Defendant’s next contention that he was not proven guilty beyond a reasonable doubt is without merit. It is well settled Illinois law that evidence of the recent exclusive and unexplained possession of the proceeds of a burglary may be sufficient to sustain a conviction of burglary unless there are other facts and circumstances which create a reasonable doubt of guilt. (People v. Woods (1963), 26 Ill. 2d 557, 188 N.E.2d 1; People v. Owens (1962), 23 Ill. 2d 534, 179 N.E.2d 630; People v. Pride (1959), 16 Ill. 2d 82, 156 N.E.2d 551.) Obviously, the jury did not find credible defendant’s story of finding the property in the hallway. The question was one for the jury and the verdict cannot be said to be against the manifest weight of the evidence. People v. Woods (1963), *91926 Ill. 2d 557, 188 N.E.2d 1; People v. Mathews (1950), 406 Ill. 35, 92 N.E.2d 147.

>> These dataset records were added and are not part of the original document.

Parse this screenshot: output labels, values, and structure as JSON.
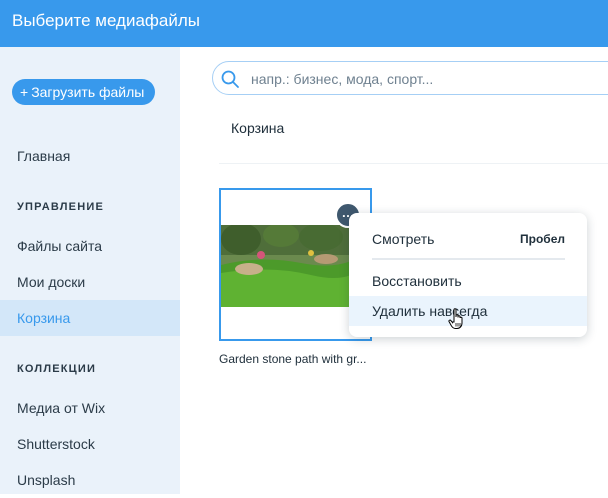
{
  "header": {
    "title": "Выберите медиафайлы"
  },
  "sidebar": {
    "upload_button": {
      "plus": "+",
      "label": "Загрузить файлы"
    },
    "home": "Главная",
    "manage_section": "УПРАВЛЕНИЕ",
    "manage_items": [
      "Файлы сайта",
      "Мои доски",
      "Корзина"
    ],
    "collections_section": "КОЛЛЕКЦИИ",
    "collection_items": [
      "Медиа от Wix",
      "Shutterstock",
      "Unsplash"
    ]
  },
  "search": {
    "placeholder": "напр.: бизнес, мода, спорт...",
    "value": ""
  },
  "breadcrumb": "Корзина",
  "file": {
    "caption": "Garden stone path with gr...",
    "more_icon": "…"
  },
  "context_menu": {
    "view": "Смотреть",
    "view_shortcut": "Пробел",
    "restore": "Восстановить",
    "delete_forever": "Удалить навсегда"
  },
  "colors": {
    "accent": "#3899ec",
    "sidebar_bg": "#eaf2fa",
    "active_bg": "#d3e7f9"
  }
}
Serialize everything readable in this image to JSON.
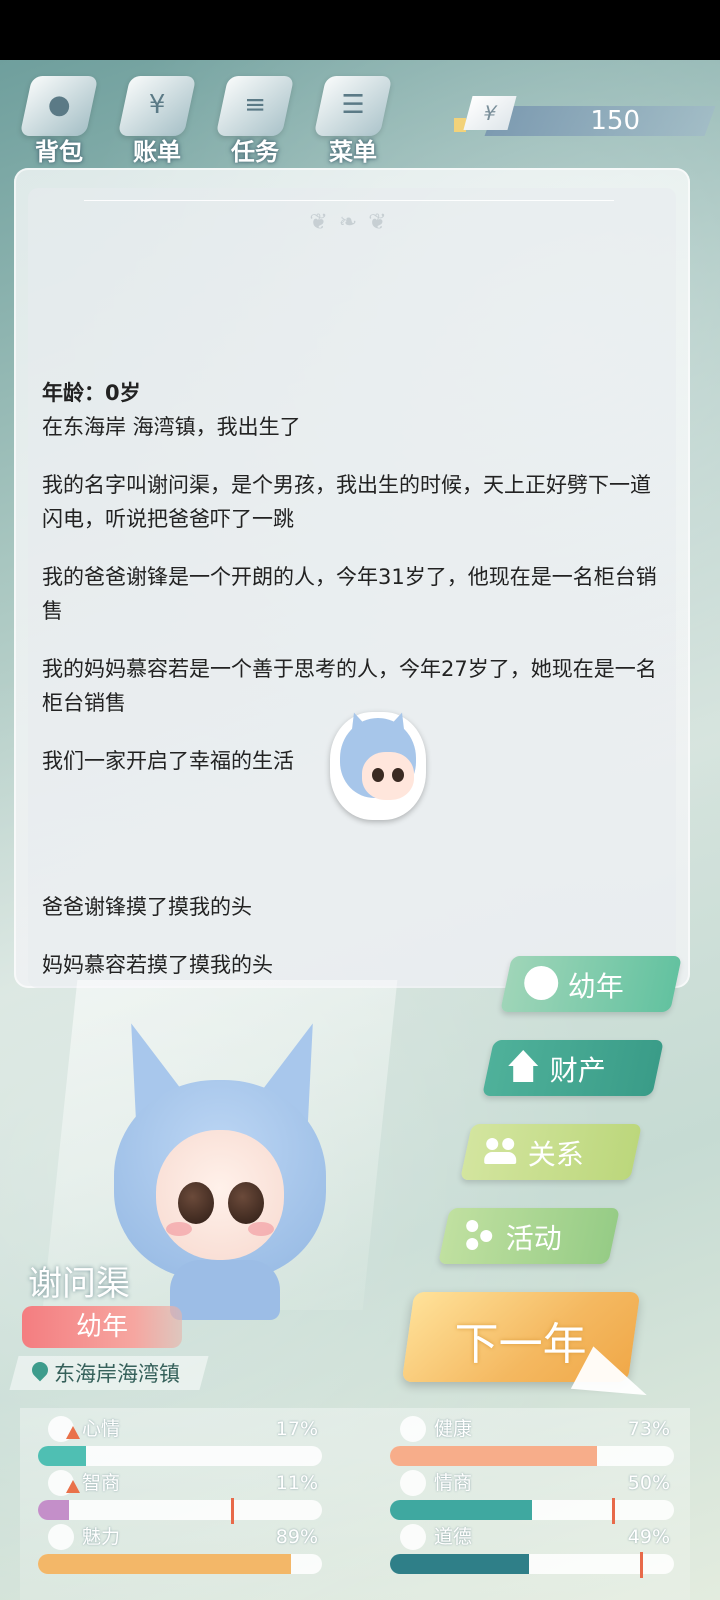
{
  "nav": {
    "items": [
      {
        "label": "背包",
        "icon": "backpack-icon",
        "glyph": "●"
      },
      {
        "label": "账单",
        "icon": "bill-icon",
        "glyph": "¥"
      },
      {
        "label": "任务",
        "icon": "task-icon",
        "glyph": "≡"
      },
      {
        "label": "菜单",
        "icon": "menu-icon",
        "glyph": "☰"
      }
    ]
  },
  "money": {
    "symbol": "¥",
    "value": "150"
  },
  "story": {
    "age": "年龄：0岁",
    "paragraphs": [
      "在东海岸 海湾镇，我出生了",
      "我的名字叫谢问渠，是个男孩，我出生的时候，天上正好劈下一道闪电，听说把爸爸吓了一跳",
      "我的爸爸谢锋是一个开朗的人，今年31岁了，他现在是一名柜台销售",
      "我的妈妈慕容若是一个善于思考的人，今年27岁了，她现在是一名柜台销售",
      "我们一家开启了幸福的生活"
    ],
    "after": [
      "爸爸谢锋摸了摸我的头",
      "妈妈慕容若摸了摸我的头"
    ]
  },
  "character": {
    "name": "谢问渠",
    "stage": "幼年",
    "location": "东海岸海湾镇"
  },
  "menu": {
    "child": "幼年",
    "asset": "财产",
    "relation": "关系",
    "activity": "活动",
    "next_year": "下一年"
  },
  "stats": [
    {
      "label": "心情",
      "pct": "17%",
      "value": 0.17,
      "color": "#4fbfb3",
      "icon": "smile-icon",
      "warn": true,
      "marker": null
    },
    {
      "label": "健康",
      "pct": "73%",
      "value": 0.73,
      "color": "#f7ad8a",
      "icon": "heart-icon",
      "warn": false,
      "marker": null
    },
    {
      "label": "智商",
      "pct": "11%",
      "value": 0.11,
      "color": "#c48fc9",
      "icon": "brain-icon",
      "warn": true,
      "marker": 0.68
    },
    {
      "label": "情商",
      "pct": "50%",
      "value": 0.5,
      "color": "#3fa8a0",
      "icon": "apple-icon",
      "warn": false,
      "marker": 0.78
    },
    {
      "label": "魅力",
      "pct": "89%",
      "value": 0.89,
      "color": "#f3b768",
      "icon": "sparkle-icon",
      "warn": false,
      "marker": null
    },
    {
      "label": "道德",
      "pct": "49%",
      "value": 0.49,
      "color": "#2f7f88",
      "icon": "scale-icon",
      "warn": false,
      "marker": 0.88
    }
  ]
}
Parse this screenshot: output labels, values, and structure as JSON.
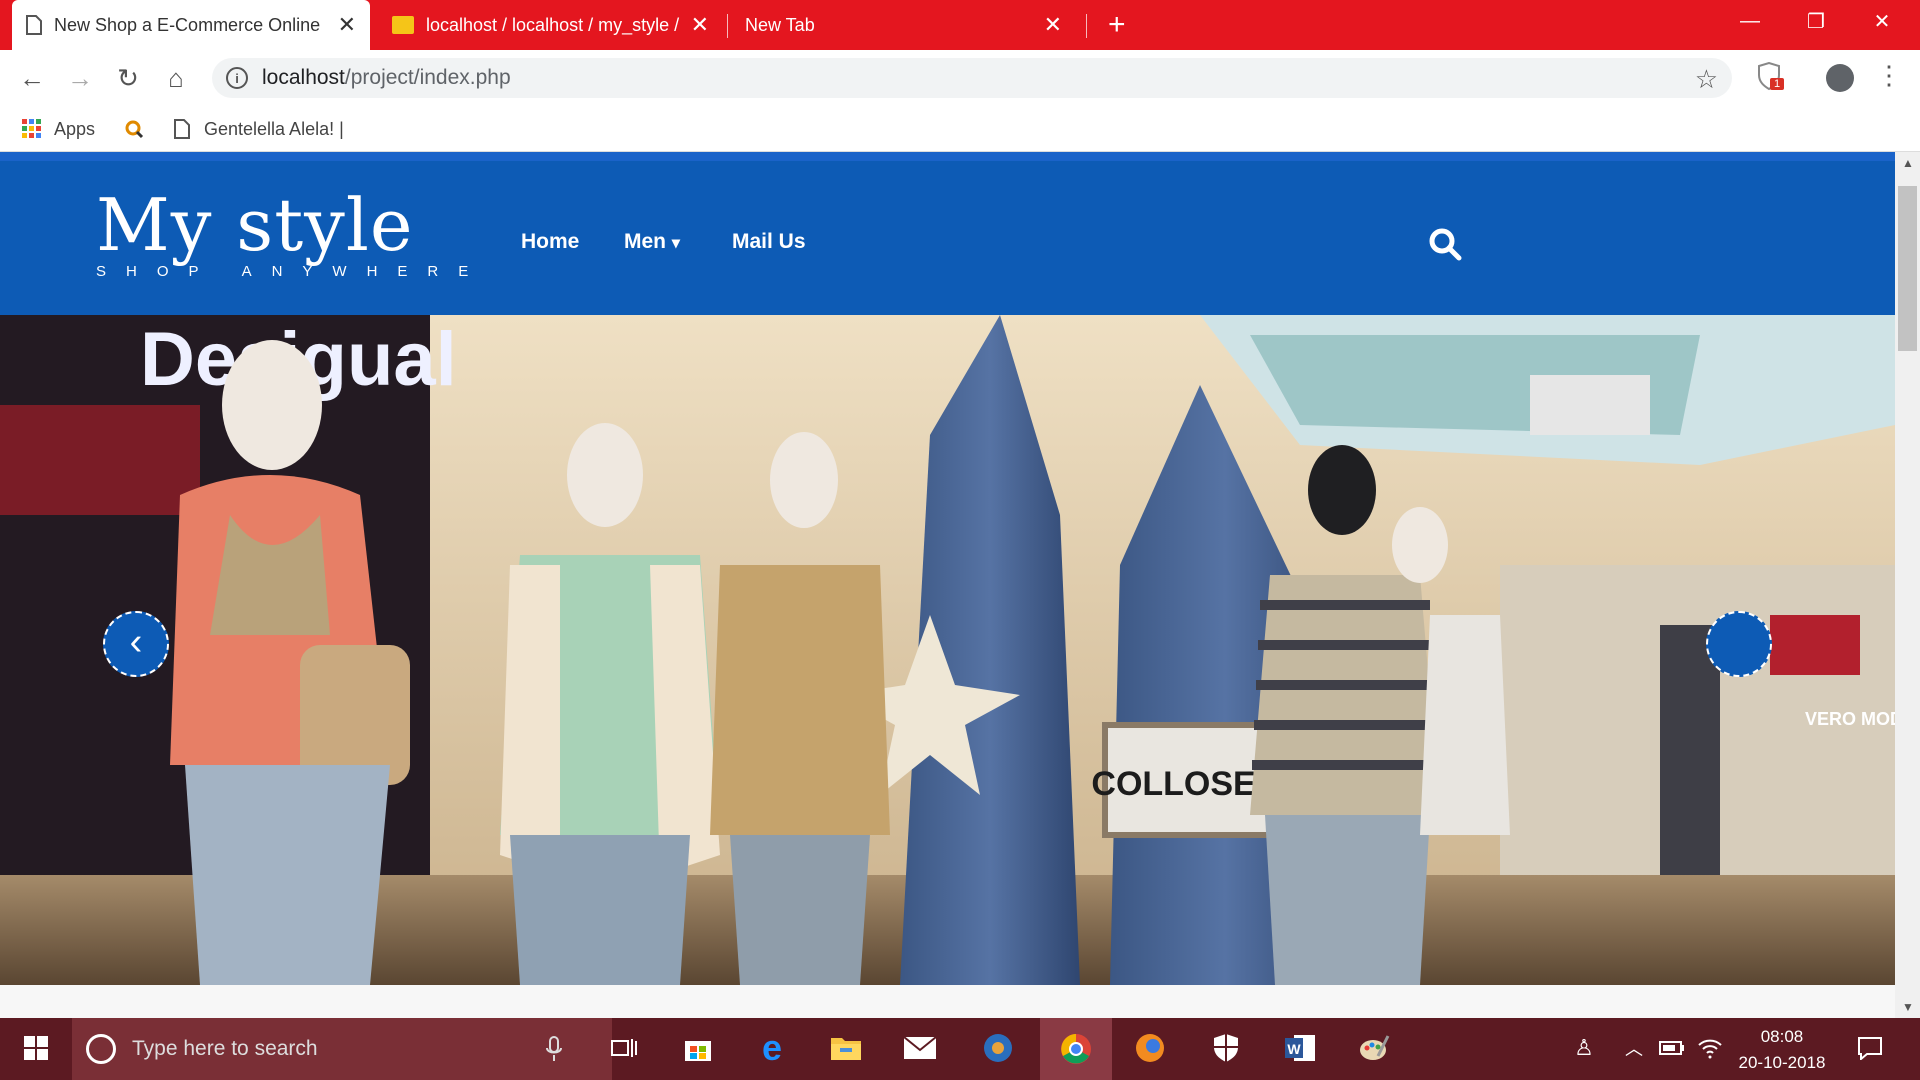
{
  "browser": {
    "tabs": [
      {
        "title": "New Shop a E-Commerce Online",
        "close": "✕"
      },
      {
        "title": "localhost / localhost / my_style / ",
        "close": "✕"
      },
      {
        "title": "New Tab",
        "close": "✕"
      }
    ],
    "new_tab": "+",
    "window_controls": {
      "minimize": "—",
      "restore": "❐",
      "close": "✕"
    },
    "nav": {
      "back": "←",
      "forward": "→",
      "reload": "↻",
      "home": "⌂"
    },
    "address": {
      "host": "localhost",
      "path": "/project/index.php"
    },
    "star": "☆",
    "extension_badge": "1",
    "menu": "⋮",
    "bookmarks": [
      {
        "label": "Apps",
        "icon": "apps-grid-icon"
      },
      {
        "label": "",
        "icon": "magnifier-bookmark-icon"
      },
      {
        "label": "Gentelella Alela! |",
        "icon": "page-icon"
      }
    ]
  },
  "site": {
    "logo_main": "My style",
    "logo_sub": "SHOP ANYWHERE",
    "nav": [
      {
        "label": "Home"
      },
      {
        "label": "Men",
        "caret": "▾"
      },
      {
        "label": "Mail Us"
      }
    ],
    "hero": {
      "sign_text": "COLLOSEUM",
      "store_text": "Desigual",
      "side_text": "VERO MODA",
      "prev": "‹"
    }
  },
  "taskbar": {
    "search_placeholder": "Type here to search",
    "time": "08:08",
    "date": "20-10-2018"
  },
  "colors": {
    "tab_red": "#e4161f",
    "site_blue": "#0d5bb5",
    "taskbar": "#5c1a22"
  }
}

Finally, defendant contends that the instruction defining accountability was improperly given as it was not supported by the evidence. Even slight evidence upon a given theory of the case will justify giving an instruction. (People v. Hyde (1968), 97 Ill. App. 2d 43, 239 N.E.2d 466.) As noted previously, defendant’s exclusive and unexplained possession of property recently taken in a burglary supports the theory that he participated in the burglary as a principal. The fact that defendant might have been guilty of direct participation in the crime does not render the accountability instruction improper if there was also sufficient evidence that he aided another in the commission of the burglary. (People v. Stark (1966), 33 Ill. 2d 616, 213 N.E.2d 503.) The record is replete with such evidence. It shows that defendant had known Searcy for over a year; that both of these men were nonresidents of the building; that these appliances were taken from the same burglarized apartment; and that each of them was observed in possession of the appliances within the space of 15 minutes and within a half a floor’s distance of each other. While the evidence details the activities of Searcy and defendant which occurred after the breaking and entry, this circumstance is of no moment. Accountability requires that the assistance of the person to be held accountable must occur prior to or during the commission of the crime but such assistance can be inferred from activities which occur after the offense. (People v. Hyde (1968), 97 Ill. App. 2d 43, 239 N.E.2d 466.) Thus, the evidence, in this case adequately supported the State’s alternative theory that one of these men may have aided the other in the commission of the burglary and the State was entitled to have the accountability instruction given.
For these reasons the judgment of the circuit court of Cook County is affirmed.
LORENZ, P. J., and DRUCKER, J., concur.